We all remember where we were on that morning when we first heard the news of planes flying into the Twin Towers.
Elizabeth St. Philip was a young CTV news producer at the time. “I came in and there were a bunch of journalists crowded around a television monitor, looking at the World Trade Centre. A plane had flown into one of the towers, and we thought it was an accident,” she recounts. “Then, on live TV, another plane hit and people were in shock.”
Like most of us glued to the screen that day, St. Philip also remembers the look on President George Bush’s face when he first heard the news.
Bush was sitting in a classroom at Florida’s Booker Elementary School, listening to second graders show off their reading skills. While the young children proudly recited words that their teacher Ms. Kay Daniels held up, a secret service agent leaned into Bush’s ear, whispered something, and his face dropped. It was caught on camera and shared to the world over and over.
FILE – In this Tuesday, Sept. 11, 2001 file photo, Chief of Staff Andy Card whispers into the ear of President George W. Bush to give him word of the plane crashes at the World Trade Center, during a visit to the Emma E. Booker Elementary School in Sarasota, Fla. (AP Photo/Doug Mills)
The Hot Docs film 9/11 Kids rewinds to that very moment. For the children in that classroom, the day was supposed to be about celebrating their impressive reading skills. Their clothes were pressed, their hair done nicely, it was a room full of smiles. And it wasn’t just the kids who were exuberant, teachers, parents, and the entire community was buzzing with excitement. It was a very big deal for any school to have the president visit, but especially so for Booker Elementary, a school in Sarasota’s poorest district, with many of the students coming from vulnerable homes, their families facing numerous struggles.

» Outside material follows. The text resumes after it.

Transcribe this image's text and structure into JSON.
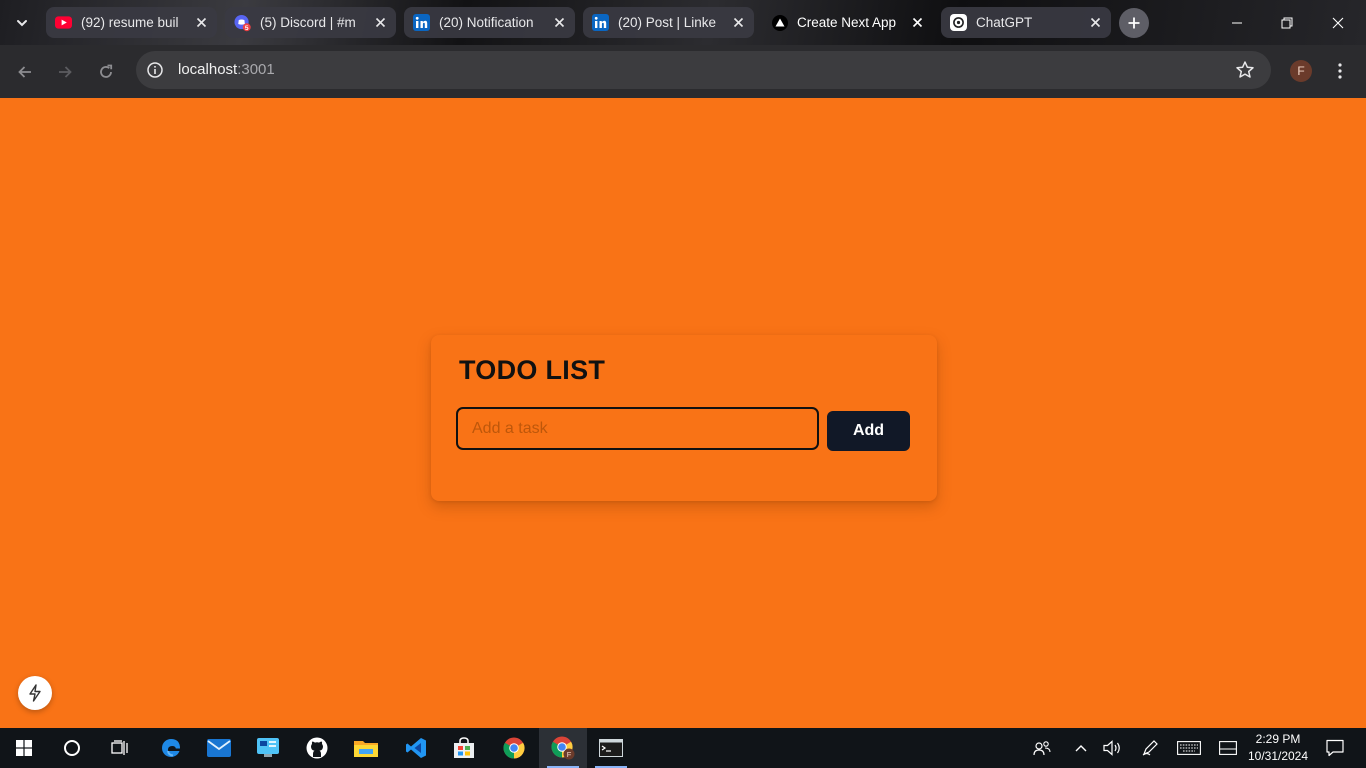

St. Philip and crew wanted to show their story.”That day has been analyzed and dissected by historians, news correspondents, but I don’t think we’ve ever explored the story of the kids. It’s a story that hasn’t been told before,” says the filmmaker, who was curious to see how that day impacted them. “They are in their mid-twenties now, making their mark on the world, they’re making mistakes, it’s an interesting time to check in.”
When she began getting to know the subjects, St. Philip realized that while they shared a high-impact experience in their childhood, it is systemic discrimination that becomes the biggest theme in the documentary. “They are all connected, because they were in that class, and they have vivid memories of that day, but it didn’t really impact their lives today. They are more concerned with their day-to-day struggles: making ends meet, staying out of prison.”

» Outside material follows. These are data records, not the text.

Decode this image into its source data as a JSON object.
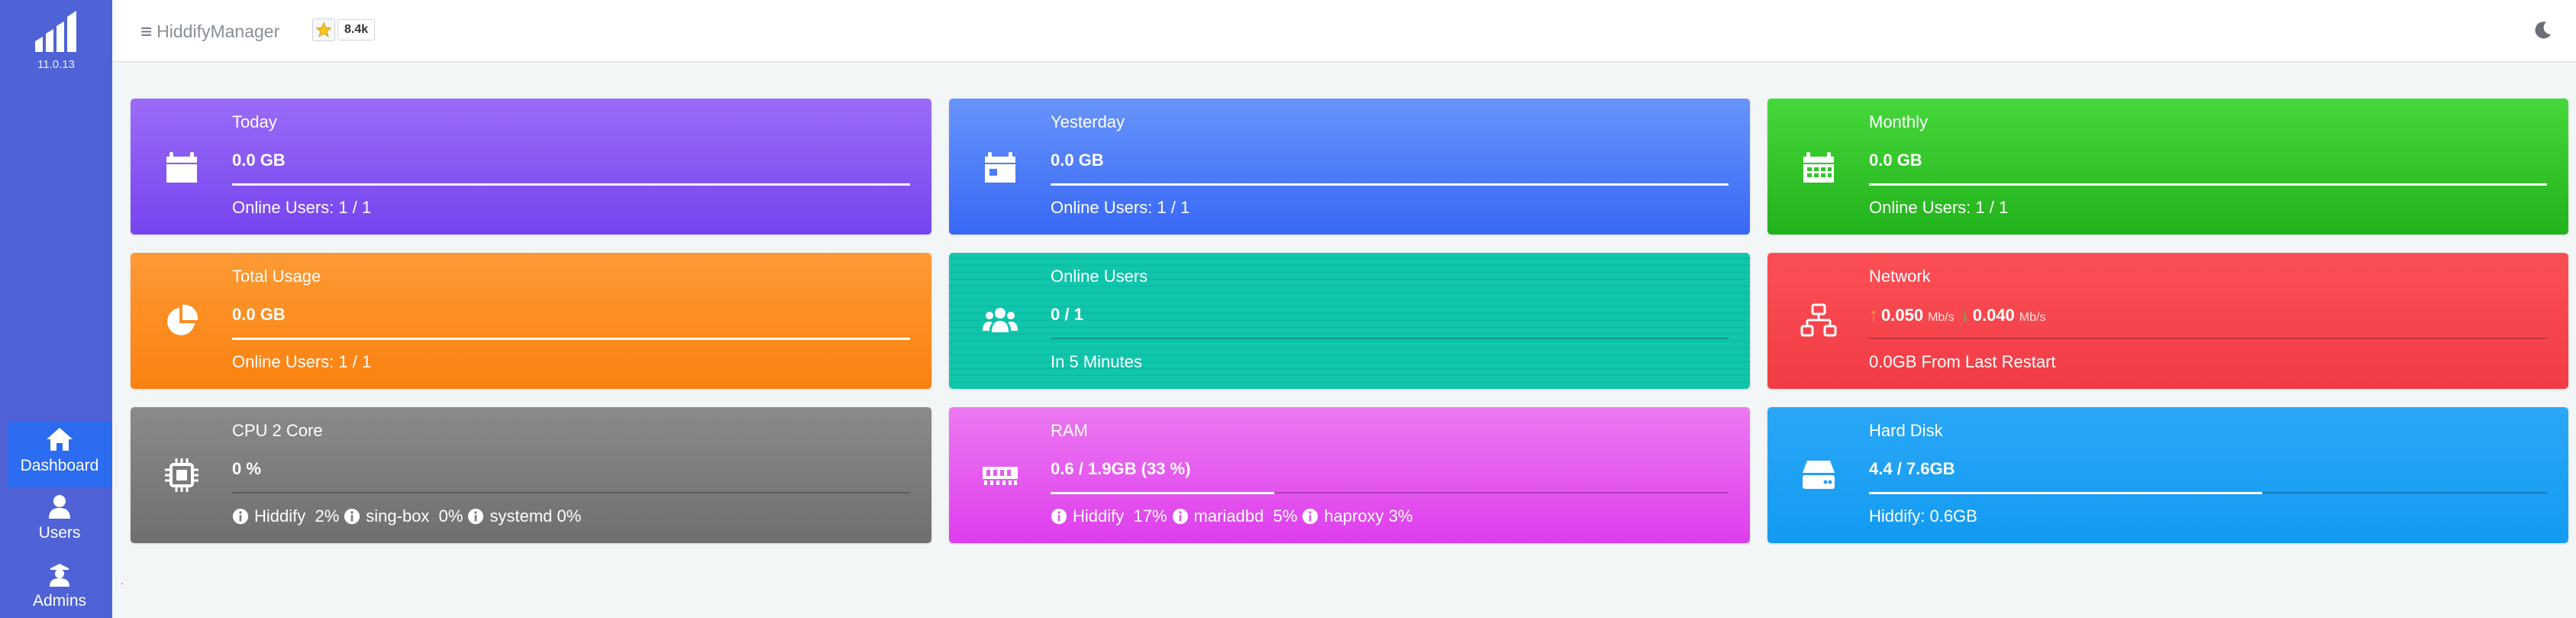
{
  "app": {
    "version": "11.0.13",
    "brand": "HiddifyManager",
    "star_count": "8.4k"
  },
  "sidebar": {
    "items": [
      {
        "label": "Dashboard",
        "icon": "home-icon",
        "active": true
      },
      {
        "label": "Users",
        "icon": "user-icon",
        "active": false
      },
      {
        "label": "Admins",
        "icon": "admin-icon",
        "active": false
      }
    ]
  },
  "cards": {
    "today": {
      "title": "Today",
      "value": "0.0 GB",
      "footer": "Online Users: 1 / 1",
      "icon": "calendar-day-icon",
      "progress": 1.0,
      "color": "#8458f3"
    },
    "yesterday": {
      "title": "Yesterday",
      "value": "0.0 GB",
      "footer": "Online Users: 1 / 1",
      "icon": "calendar-icon",
      "progress": 1.0,
      "color": "#4a7cf8"
    },
    "monthly": {
      "title": "Monthly",
      "value": "0.0 GB",
      "footer": "Online Users: 1 / 1",
      "icon": "calendar-month-icon",
      "progress": 1.0,
      "color": "#30c528"
    },
    "total": {
      "title": "Total Usage",
      "value": "0.0 GB",
      "footer": "Online Users: 1 / 1",
      "icon": "pie-chart-icon",
      "progress": 1.0,
      "color": "#fc8b21"
    },
    "online": {
      "title": "Online Users",
      "value": "0 / 1",
      "footer": "In 5 Minutes",
      "icon": "users-icon",
      "progress": 0.0,
      "color": "#0ebfa5"
    },
    "network": {
      "title": "Network",
      "up_value": "0.050",
      "up_unit": "Mb/s",
      "down_value": "0.040",
      "down_unit": "Mb/s",
      "up_arrow": "↑",
      "down_arrow": "↓",
      "footer": "0.0GB From Last Restart",
      "icon": "network-icon",
      "progress": 0.0,
      "color": "#f7454c"
    },
    "cpu": {
      "title": "CPU 2 Core",
      "value": "0 %",
      "icon": "cpu-icon",
      "progress": 0.0,
      "color": "#7c7c7c",
      "processes": [
        {
          "name": "Hiddify",
          "usage": "2%"
        },
        {
          "name": "sing-box",
          "usage": "0%"
        },
        {
          "name": "systemd",
          "usage": "0%"
        }
      ]
    },
    "ram": {
      "title": "RAM",
      "value": "0.6 / 1.9GB (33 %)",
      "icon": "memory-icon",
      "progress": 0.33,
      "color": "#e45bef",
      "processes": [
        {
          "name": "Hiddify",
          "usage": "17%"
        },
        {
          "name": "mariadbd",
          "usage": "5%"
        },
        {
          "name": "haproxy",
          "usage": "3%"
        }
      ]
    },
    "disk": {
      "title": "Hard Disk",
      "value": "4.4 / 7.6GB",
      "footer": "Hiddify: 0.6GB",
      "icon": "hard-drive-icon",
      "progress": 0.58,
      "color": "#1da1f4"
    }
  },
  "footer_mark": "."
}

Similar to 9/11, we are living through a moment of time right now where life will never be the same. Like Sept 11th, 2001, when we refer to this period of time in the future, we will describe events as pre-pandemic or post-pandemic—our course forever altered by it. In this sense, it’s an interesting time to watch 9/11 Kids. But this incredibly compelling documentary is also poignant because right now, as we live through this crisis, we’re able to see gaps and inequities in our society more clearly. “COVID-19 is a global pandemic that highlights a lot of inequalities in our society, in a very stark and big way. I think the documentary, although not about the pandemic, shows the struggles of the person who doesn’t come from means, and how difficult it is to get ahead in life.”
PJD11A Sarasota, Florida, USA. 31st July, 2002. Almost 1 year after September 11, 2001, the former second grade class from 2001 of Ms. Kay Daniels at Emma E. Booker Elementary School has a reunion. This was the class President George Bush was reading to when he heard about the attack on the twin towers. These are her former students on their first day of school going into the third grade. Picture taken on first day of school. July 31st, 2002. (Jessica Mann/Orlando Sentinel)
Their magnificent grade two teacher, Kay Daniels, instilled a lot of hope in her students, always encouraging them to hold on when life gets tough. For many of her pupils, it’s a line that has helped them pull through the toughest of times, and continues to do so. If anything, this documentary reveals how much influence she had on their lives, at such a young age, arguably making more of an impact than the actual events of that day in 2001. But while she helped them believe in themselves, and shined a light on their talents, for many of her students, the deck was always stacked against them.
There is a lot of discussion devoted to the ‘American Dream’ in 9/11 Kids. For St. Philip what that phrase should mean is equal opportunities for success, for self actualization. But that’s not the reality. “America is not an equal playing field. Your parents, your neighbourhood, your access to education, affordable healthcare—all those things impact whether or not you will succeed. I won’t say that the American Dream is dead, but it’s on life support.”
9/11 Kids will premiere at Hot Docs on Thursday, April 23 at 8pm est via CBC’s Hot Docs at Home initiative on the documentary channel and CBC Gem.